Jan Olde Riekerink, Ajax’s Head of Youth Development, said, “We always look for [soccer players] first, but to stay up with the modern game we must develop athletes to compete at the top international level. But enjoyment must come first. That’s the basis for all our coaching: if they don’t have fun, we don’t do it. We don’t make them run in mud just because it’ll make them stronger.”
Also quoted is 19-year-old Dane Christian Eriksen, a star on the current Eredivisie championship team: “[Soccer] is about more than running. Everyone here wants the ball.”
It needs be noted that Eriksen arrived at De Toekomst at age 16 when he was already a star on the Danish U-17 national team and was also being courted by several of Europe’s top clubs, and that Ajax reportedly paid Odense BK more than $1 million for him.
Last year, Michael Sokolove wrote an in-depth article for New York Times Magazine on De Toekomst. He quoted youth coach Ronald de Jong:
“I am never looking for a result — for example, which boy is scoring the most goals or even who is running the fastest. That may be because of their size and stage of development. I want to notice how a boy runs. Is he on his forefeet, running lightly? Does he have creativity with the ball? Does he seem that he is really loving the game? I think these things are good at predicting how he’ll be when he is older.”
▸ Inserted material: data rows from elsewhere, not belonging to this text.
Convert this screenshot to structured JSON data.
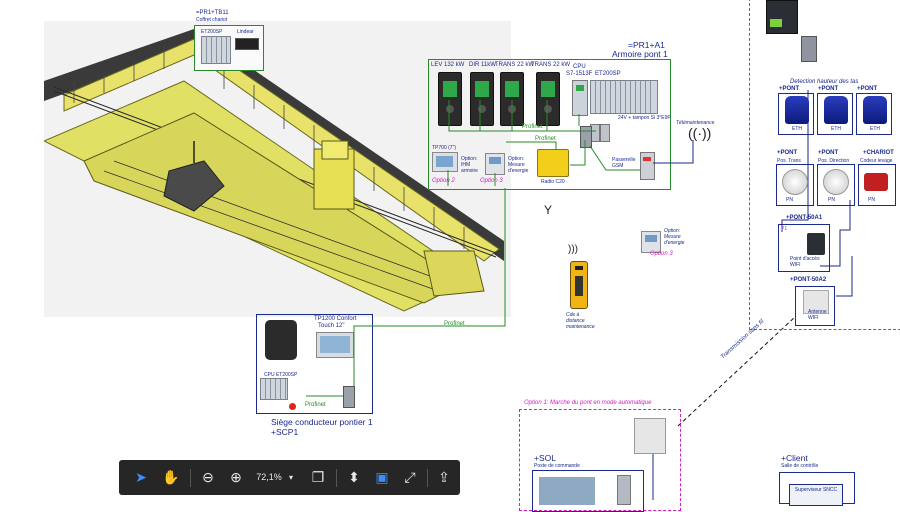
{
  "cabinet_tb11": {
    "title": "=PR1+TB11",
    "subtitle": "Coffret chariot",
    "module_label": "ET200SP",
    "display_label": "Lindear"
  },
  "cabinet_a1": {
    "title": "=PR1+A1",
    "subtitle": "Armoire pont 1",
    "drives": [
      "LEV 132 kW",
      "DIR 11kW",
      "TRANS 22 kW",
      "TRANS 22 kW"
    ],
    "cpu": "CPU",
    "cpu_model": "S7-1513F",
    "io": "ET200SP",
    "power": "24V + tampon Si 3°E9P",
    "profinet_1": "Profinet",
    "profinet_2": "Profinet",
    "hmi_label": "TP700 (7\")",
    "opt_hmi": "Option: IHM armoire",
    "opt_hmi_num": "Option 2",
    "opt_energy": "Option: Mesure d'energie",
    "opt_energy_num": "Option 3",
    "radio": "Radio C20",
    "gsm": "Passerelle GSM",
    "telemaint": "Télémaintenance"
  },
  "standalone_energy": {
    "text": "Option: Mesure d'energie",
    "option": "Option 3"
  },
  "remote": {
    "text": "Cde à distance maintenance"
  },
  "seat": {
    "hmi_title": "TP1200 Confort",
    "hmi_sub": "Touch 12\"",
    "cpu_label": "CPU ET200SP",
    "profinet": "Profinet",
    "profinet_main": "Profinet",
    "title": "Siège conducteur pontier 1",
    "code": "+SCP1"
  },
  "right": {
    "detect_title": "Detection hauteur des tas",
    "ponts": [
      "+PONT",
      "+PONT",
      "+PONT"
    ],
    "eth": "ETH",
    "trans": {
      "code": "+PONT",
      "label": "Pos. Trans"
    },
    "dir": {
      "code": "+PONT",
      "label": "Pos. Direction"
    },
    "chariot": {
      "code": "+CHARIOT",
      "label": "Codeur levage"
    },
    "pn": "PN",
    "a1": {
      "code": "+PONT-50A1",
      "p1": "P1",
      "label": "Point d'accès WIFI"
    },
    "a2": {
      "code": "+PONT-50A2",
      "label": "Antenne WIFI"
    }
  },
  "wifi_link": "Transmission sans fil",
  "option1": {
    "title": "Option 1: Marche du pont en mode automatique",
    "sol": "+SOL",
    "sol_sub": "Poste de commande"
  },
  "client": {
    "title": "+Client",
    "sub": "Salle de contrôle",
    "box": "Superviseur SNCC"
  },
  "toolbar": {
    "zoom": "72,1%"
  },
  "colors": {
    "green": "#2a8a2a",
    "blue": "#1a2a8e",
    "magenta": "#d020c0",
    "crane_yellow": "#e9e26a",
    "toolbar": "#262626"
  }
}
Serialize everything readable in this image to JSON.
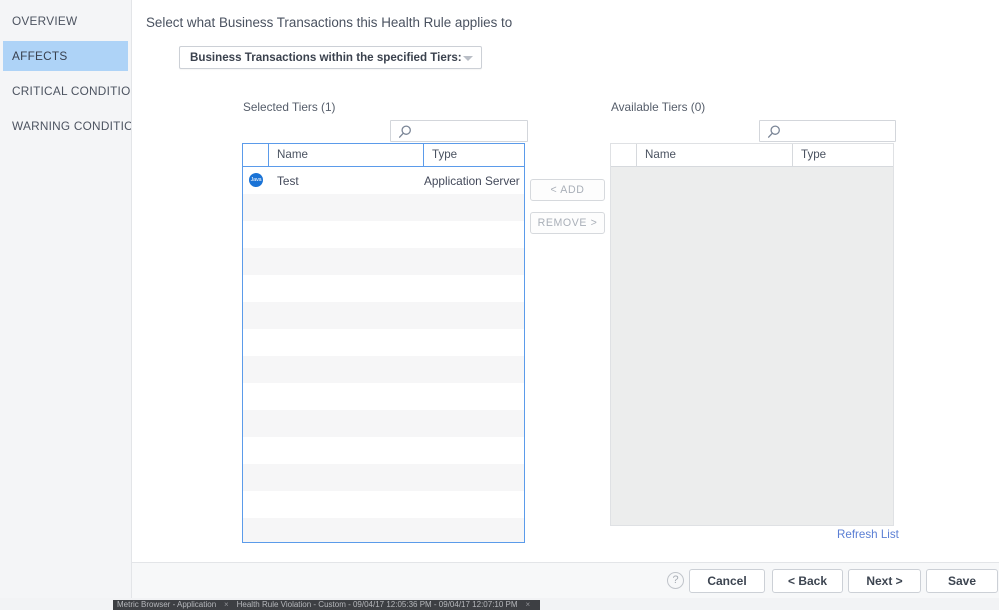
{
  "sidebar": {
    "items": [
      {
        "label": "OVERVIEW",
        "active": false
      },
      {
        "label": "AFFECTS",
        "active": true
      },
      {
        "label": "CRITICAL CONDITION",
        "active": false
      },
      {
        "label": "WARNING CONDITION",
        "active": false
      }
    ]
  },
  "main": {
    "heading": "Select what Business Transactions this Health Rule applies to",
    "scope_select": {
      "value": "Business Transactions within the specified Tiers:",
      "caret_icon": "chevron-down-icon"
    },
    "selected_panel": {
      "title": "Selected Tiers (1)",
      "search_placeholder": "",
      "search_value": "",
      "search_icon": "search-icon",
      "columns": [
        "",
        "Name",
        "Type"
      ],
      "rows": [
        {
          "icon": "java-icon",
          "icon_label": "Java",
          "name": "Test",
          "type": "Application Server"
        }
      ],
      "empty_row_count": 13
    },
    "available_panel": {
      "title": "Available Tiers (0)",
      "search_placeholder": "",
      "search_value": "",
      "search_icon": "search-icon",
      "columns": [
        "",
        "Name",
        "Type"
      ],
      "rows": [],
      "refresh_label": "Refresh List"
    },
    "transfer": {
      "add_label": "< ADD",
      "remove_label": "REMOVE >"
    }
  },
  "footer": {
    "help_label": "?",
    "help_icon": "question-circle-icon",
    "cancel_label": "Cancel",
    "back_label": "< Back",
    "next_label": "Next >",
    "save_label": "Save"
  },
  "taskbar": {
    "tabs": [
      "Metric Browser - Application",
      "Health Rule Violation - Custom - 09/04/17 12:05:36 PM - 09/04/17 12:07:10 PM"
    ],
    "close_glyph": "×"
  },
  "colors": {
    "accent_blue": "#5b9bea",
    "nav_active_bg": "#aed3f7",
    "link_blue": "#5b7fd4",
    "java_badge": "#1a73d6"
  }
}
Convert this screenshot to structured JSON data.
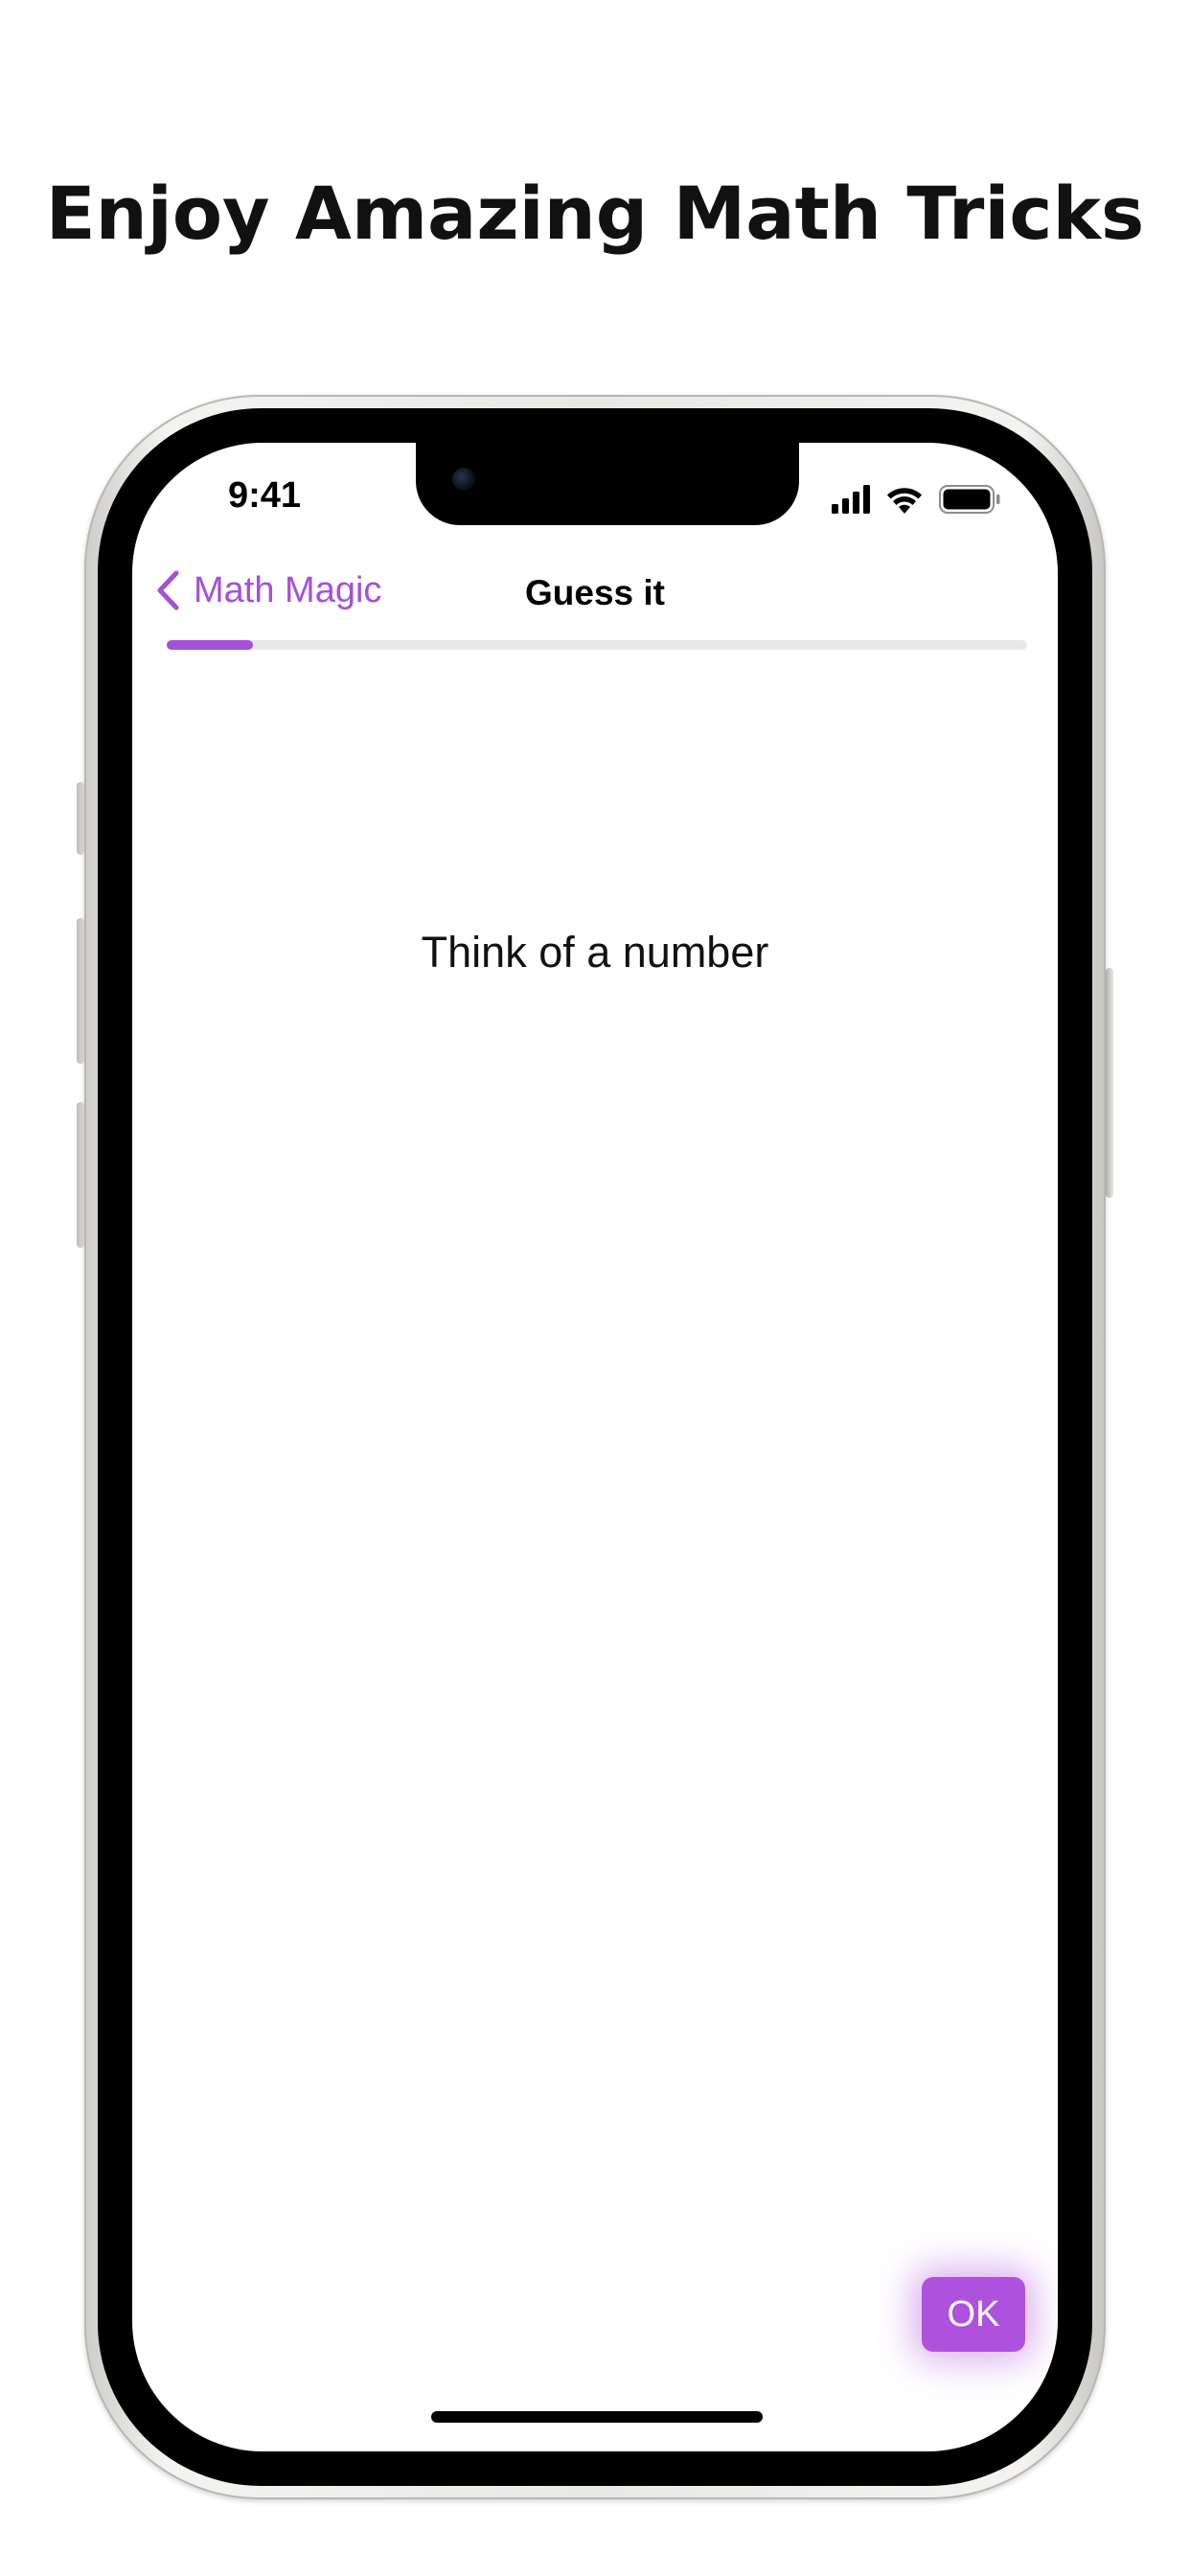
{
  "headline": "Enjoy Amazing Math Tricks",
  "status_bar": {
    "time": "9:41",
    "icons": [
      "cellular-signal-icon",
      "wifi-icon",
      "battery-icon"
    ]
  },
  "nav": {
    "back_label": "Math Magic",
    "back_icon": "chevron-left-icon",
    "title": "Guess it"
  },
  "progress": {
    "fraction": 0.1
  },
  "prompt": "Think of a number",
  "ok_button": {
    "label": "OK"
  },
  "colors": {
    "accent": "#a550d8",
    "button": "#ae52de",
    "track": "#e8e8e8"
  }
}
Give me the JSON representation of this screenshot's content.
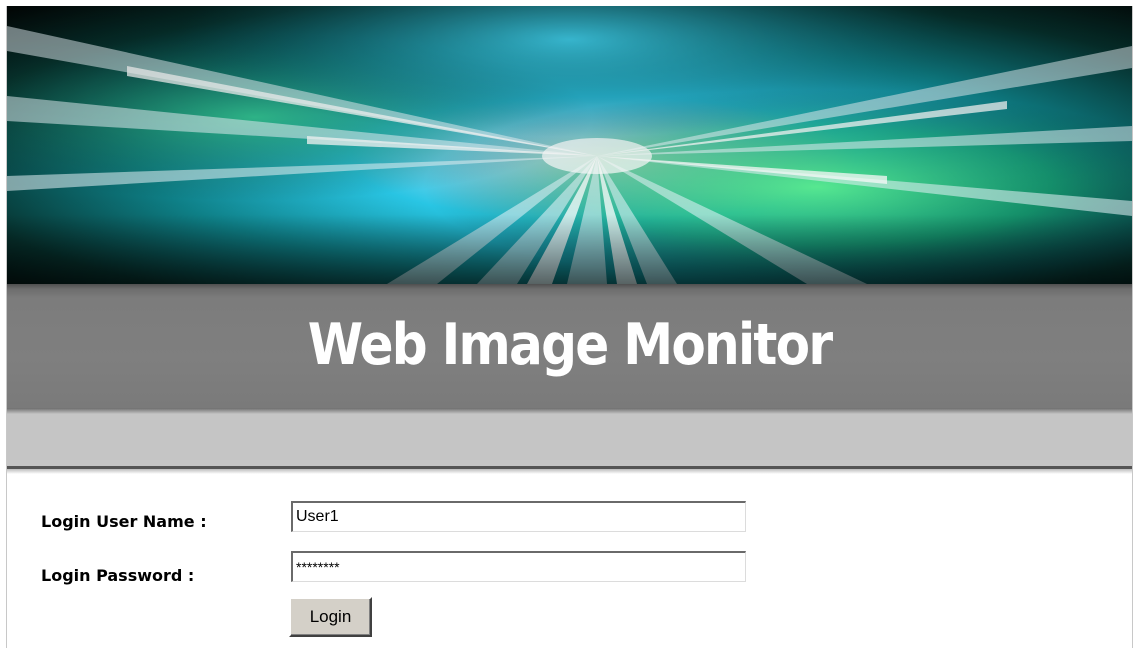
{
  "header": {
    "title": "Web Image Monitor"
  },
  "login_form": {
    "user_name_label": "Login User Name :",
    "user_name_value": "User1",
    "password_label": "Login Password :",
    "password_value": "********",
    "login_button_label": "Login"
  },
  "colors": {
    "title_band": "#7f7f7f",
    "sub_bar": "#c5c5c5",
    "banner_cyan": "#1fd1f0",
    "banner_green": "#22d96a"
  }
}
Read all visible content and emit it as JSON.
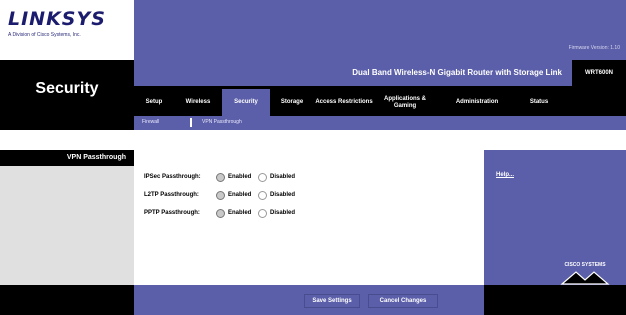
{
  "header": {
    "logo_text": "LINKSYS",
    "logo_sub": "A Division of Cisco Systems, Inc.",
    "firmware": "Firmware Version: 1.10",
    "product_name": "Dual Band Wireless-N Gigabit Router with Storage Link",
    "model": "WRT600N"
  },
  "section": {
    "title": "Security"
  },
  "tabs": [
    {
      "label": "Setup"
    },
    {
      "label": "Wireless"
    },
    {
      "label": "Security"
    },
    {
      "label": "Storage"
    },
    {
      "label": "Access Restrictions"
    },
    {
      "label": "Applications & Gaming"
    },
    {
      "label": "Administration"
    },
    {
      "label": "Status"
    }
  ],
  "subtabs": [
    {
      "label": "Firewall"
    },
    {
      "label": "VPN Passthrough"
    }
  ],
  "left_label": "VPN Passthrough",
  "form": {
    "rows": [
      {
        "label": "IPSec Passthrough:",
        "enabled": "Enabled",
        "disabled": "Disabled",
        "value": "Enabled"
      },
      {
        "label": "L2TP Passthrough:",
        "enabled": "Enabled",
        "disabled": "Disabled",
        "value": "Enabled"
      },
      {
        "label": "PPTP Passthrough:",
        "enabled": "Enabled",
        "disabled": "Disabled",
        "value": "Enabled"
      }
    ]
  },
  "help": {
    "label": "Help..."
  },
  "buttons": {
    "save": "Save Settings",
    "cancel": "Cancel Changes"
  },
  "cisco": {
    "label": "CISCO SYSTEMS"
  },
  "colors": {
    "brand_purple": "#5b5ea8",
    "black": "#000000"
  }
}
Sokolove reported that through age 12, players train three times a week and play one game on the weekend. “By age 15, the boys are practicing five times a week. In all age groups, training largely consists of small-sided games and drills in which players line up in various configurations, move quickly and kick the ball very hard to each other at close range. In many practice settings in the U.S., this kind of activity would be a warm-up, just to get loose, with the coach paying scant attention and maybe talking on a cell phone or chatting with parents. At the Ajax academy, these exercises — designed to maximize touches, or contact with the ball — are the main event.”
About 200 boys, from ages 7 to 19, train at De Toekomst. Some players at each age group are cut each year. They are said, writes Sokolove, to have been “sent away” — and new prospects take their place.
(Mike Woitalla, the executive editor of Soccer America, coaches youth soccer for East Bay United in Oakland, Calif. His youth soccer articles are archived at YouthSoccerFun.com.)